Problem details
Go over the records and count each line that has the string "this". Give the number and nothing else.

(Data records for software interfaces)
=== Section Start ===
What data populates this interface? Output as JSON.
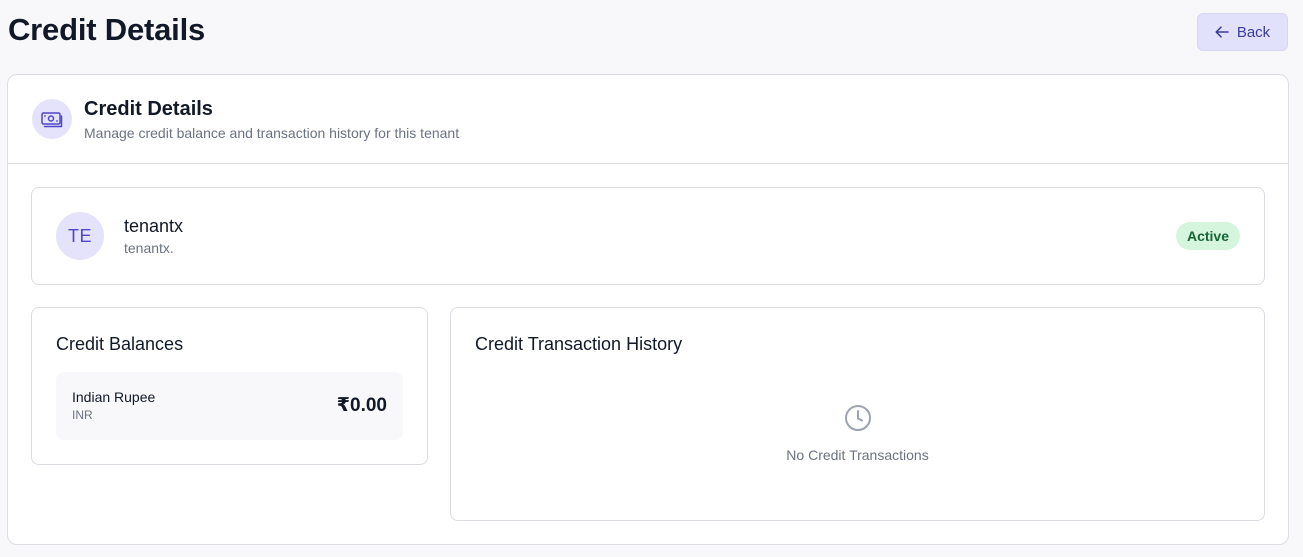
{
  "page": {
    "title": "Credit Details",
    "back_label": "Back"
  },
  "card": {
    "title": "Credit Details",
    "subtitle": "Manage credit balance and transaction history for this tenant",
    "icon": "banknote-icon"
  },
  "tenant": {
    "initials": "TE",
    "name": "tenantx",
    "subtitle": "tenantx.",
    "status": "Active"
  },
  "balances": {
    "title": "Credit Balances",
    "items": [
      {
        "currency_name": "Indian Rupee",
        "currency_code": "INR",
        "amount": "₹0.00"
      }
    ]
  },
  "history": {
    "title": "Credit Transaction History",
    "empty_icon": "clock-icon",
    "empty_text": "No Credit Transactions"
  },
  "colors": {
    "accent": "#4f46c9",
    "accent_bg": "#e4e3fb",
    "status_bg": "#d6f5dd",
    "status_text": "#166534"
  }
}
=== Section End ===
Your solution
2